Since function prototypes haven't been invented, the compiler will happily allow calls to this function with any number of arguments. If more than six strings are passed in, of course, then only the first six will be concatinated.

This becomes more problematic if the arguments aren't all of the same type. If they are all of the same size then you might be able to get away by declaring them as one type and typecasting them into another, but this isn't likely to be very portable.

One trick that is somewhat more likely to be portable is to write wrappers around printf() style functions like this:

   errf(fmt, arg1, arg2, arg3, arg4, arg5, arg6)
   char *fmt;
   long arg1, arg2, arg3, arg4, arg5, arg6;
      printf("Error: ");
      printf(fmt, arg1, arg2, arg3, arg4, arg5, arg6);
The arguments actually passed in are unlikely to be all long integers, so the contents of the arg variables are likely to be gibberish. But when we push them all back on the stack again in the same order to call printf() then we are presumably putting the stack back the way it was before we were called, so the call should work fine. Of course, if the total size of the actual arguments exceeds the total size of the six long integers, then we are probably hosed. Given a more modern system, we'd just use vprintf() instead and be home free.
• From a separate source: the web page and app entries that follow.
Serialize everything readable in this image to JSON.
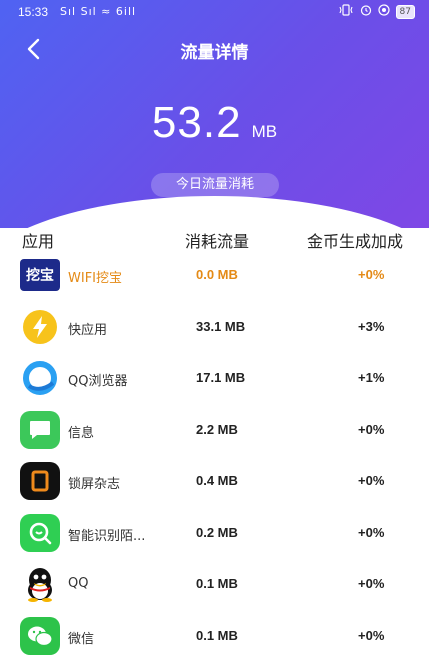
{
  "status_bar": {
    "time": "15:33",
    "signal": "Sıl Sıl ≈ 6ill",
    "battery": "87"
  },
  "header": {
    "title": "流量详情",
    "total_value": "53.2",
    "total_unit": "MB",
    "today_label": "今日流量消耗"
  },
  "table": {
    "headers": {
      "app": "应用",
      "usage": "消耗流量",
      "bonus": "金币生成加成"
    },
    "rows": [
      {
        "name": "WIFI挖宝",
        "usage": "0.0 MB",
        "bonus": "+0%",
        "icon": "wifi-wabao-icon",
        "icon_text": "挖宝"
      },
      {
        "name": "快应用",
        "usage": "33.1 MB",
        "bonus": "+3%",
        "icon": "quick-app-icon"
      },
      {
        "name": "QQ浏览器",
        "usage": "17.1 MB",
        "bonus": "+1%",
        "icon": "qq-browser-icon"
      },
      {
        "name": "信息",
        "usage": "2.2 MB",
        "bonus": "+0%",
        "icon": "messages-icon"
      },
      {
        "name": "锁屏杂志",
        "usage": "0.4 MB",
        "bonus": "+0%",
        "icon": "lockscreen-magazine-icon"
      },
      {
        "name": "智能识别陌...",
        "usage": "0.2 MB",
        "bonus": "+0%",
        "icon": "smart-recognition-icon"
      },
      {
        "name": "QQ",
        "usage": "0.1 MB",
        "bonus": "+0%",
        "icon": "qq-penguin-icon"
      },
      {
        "name": "微信",
        "usage": "0.1 MB",
        "bonus": "+0%",
        "icon": "wechat-icon"
      }
    ]
  },
  "colors": {
    "header_gradient_start": "#4f63f2",
    "header_gradient_end": "#7f47e6",
    "highlight": "#e48a16"
  }
}
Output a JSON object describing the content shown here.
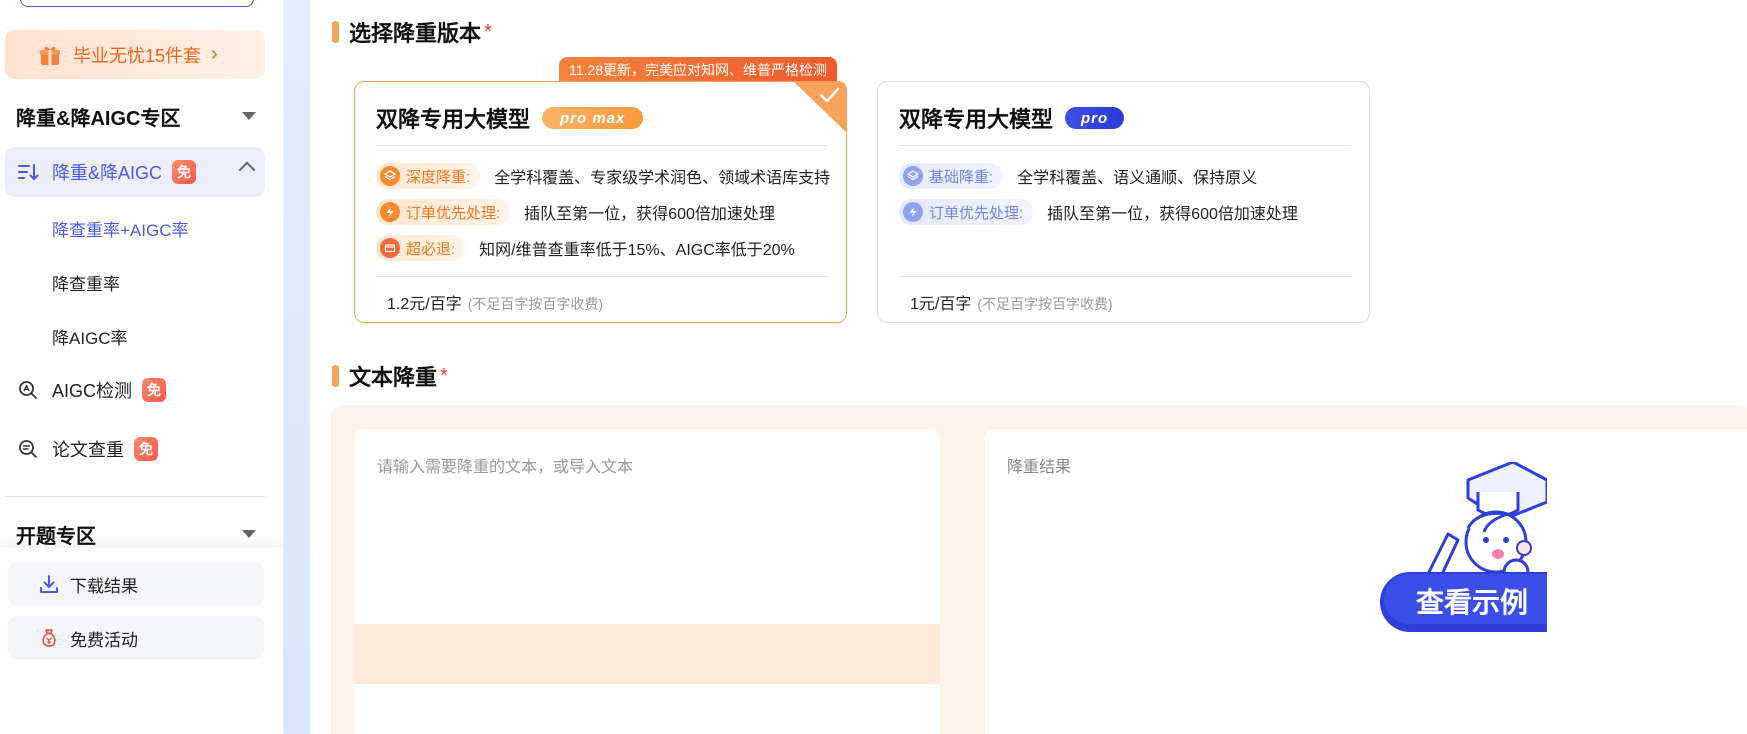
{
  "sidebar": {
    "promo_label": "毕业无忧15件套",
    "section1_title": "降重&降AIGC专区",
    "active_item": {
      "label": "降重&降AIGC",
      "badge": "免"
    },
    "sub_items": [
      {
        "label": "降查重率+AIGC率"
      },
      {
        "label": "降查重率"
      },
      {
        "label": "降AIGC率"
      }
    ],
    "items": [
      {
        "label": "AIGC检测",
        "badge": "免"
      },
      {
        "label": "论文查重",
        "badge": "免"
      }
    ],
    "section2_title": "开题专区",
    "bottom": [
      {
        "label": "下载结果"
      },
      {
        "label": "免费活动"
      }
    ]
  },
  "main": {
    "version_section": {
      "title": "选择降重版本",
      "required": "*"
    },
    "ribbon": "11.28更新，完美应对知网、维普严格检测",
    "cards": [
      {
        "name": "双降专用大模型",
        "pill": "pro max",
        "features": [
          {
            "tag": "深度降重:",
            "desc": "全学科覆盖、专家级学术润色、领域术语库支持"
          },
          {
            "tag": "订单优先处理:",
            "desc": "插队至第一位，获得600倍加速处理"
          },
          {
            "tag": "超必退:",
            "desc": "知网/维普查重率低于15%、AIGC率低于20%"
          }
        ],
        "price": "1.2元/百字",
        "price_note": "(不足百字按百字收费)"
      },
      {
        "name": "双降专用大模型",
        "pill": "pro",
        "features": [
          {
            "tag": "基础降重:",
            "desc": "全学科覆盖、语义通顺、保持原义"
          },
          {
            "tag": "订单优先处理:",
            "desc": "插队至第一位，获得600倍加速处理"
          }
        ],
        "price": "1元/百字",
        "price_note": "(不足百字按百字收费)"
      }
    ],
    "text_section": {
      "title": "文本降重",
      "required": "*"
    },
    "input_placeholder": "请输入需要降重的文本，或导入文本",
    "result_placeholder": "降重结果",
    "example_button": "查看示例"
  },
  "colors": {
    "accent_blue": "#4b5be0",
    "accent_orange": "#f7a35c",
    "required_red": "#ee3b3b"
  }
}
Variadic Macros

In compilers conforming to the ISO C99 standard, you can define variadic macros, like
   #define debug(fmt, ...) fprintf(stderr, fmt , __VA_ARGS__)
The set of tokens matching the '...' in the macro declaration is substutited in for __VA_ARGS__. Note that invoking this macro as debug("Hello") won't work. Most implementations will require that you do debug("Hello",). The comma must be given, but the argument may be a null string. However, even then the macro would expand to fprintf(stderr,"Hello",) which is not legal because of the extra comma. The work-around in this case is to do
   #define debug(...) fprintf(stderr, __VA_ARGS__)
Since C99 is a fairly new standard don't count on most compilers supporting this. You should probably do some test like
   #if defined(__STDC_VERSION__) && __STDC_VERSION__ >= 199901L
before using it. If the compiler isn't ISO C99 compliant, you can just define debug() as a function.

Gnu's gcc compiler has supported variadic macros with a slightly different syntax for a long time (recent versions support both this and the ISO C99 version). They look like:

   #define debug(fmt, args...) fprintf(stderr, fmt , args)
Here args will be replaced by the list of arguments. To solve the comma problem, you can do
   #define debug(fmt, args...) fprintf(stderr, fmt , ## args)
Here the ## causes the preceding group of non-space characters (in older versions of gcc) or the preceding comma (in newer versions) to be deleted if args is empty. For maximum portability, the comma should be surrounded by white space.
Jan Wolter (E-Mail)
Mon Sep 3 10:19:29 EDT 2001 - Original Release.